**Directions for this task:** A single number is the answer: the count of lines below that contain "avatar".

**Excerpted records:**
┏━━
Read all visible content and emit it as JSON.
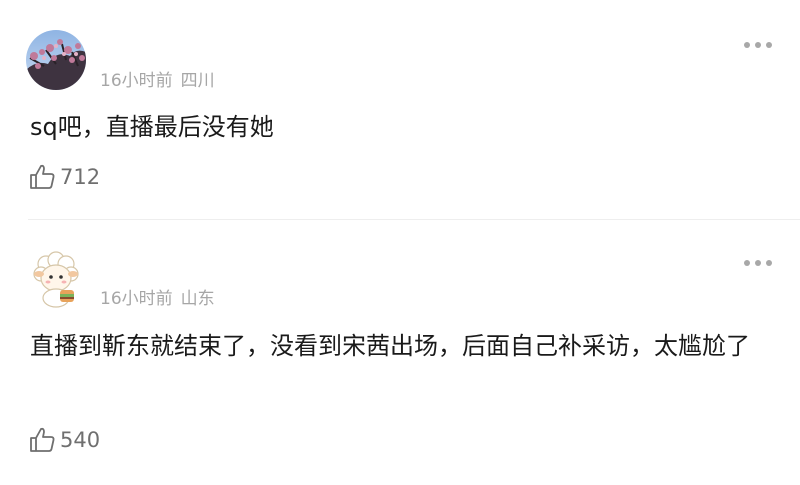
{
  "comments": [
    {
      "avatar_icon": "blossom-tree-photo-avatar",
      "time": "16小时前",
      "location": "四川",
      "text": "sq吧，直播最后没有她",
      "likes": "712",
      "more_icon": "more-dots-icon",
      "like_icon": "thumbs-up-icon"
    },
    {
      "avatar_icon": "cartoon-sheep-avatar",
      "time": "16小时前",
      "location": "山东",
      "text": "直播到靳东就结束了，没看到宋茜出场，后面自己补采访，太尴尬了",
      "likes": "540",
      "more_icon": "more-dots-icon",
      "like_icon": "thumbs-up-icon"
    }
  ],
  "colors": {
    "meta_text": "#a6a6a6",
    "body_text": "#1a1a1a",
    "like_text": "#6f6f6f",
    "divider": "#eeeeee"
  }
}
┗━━
**Your response:** 2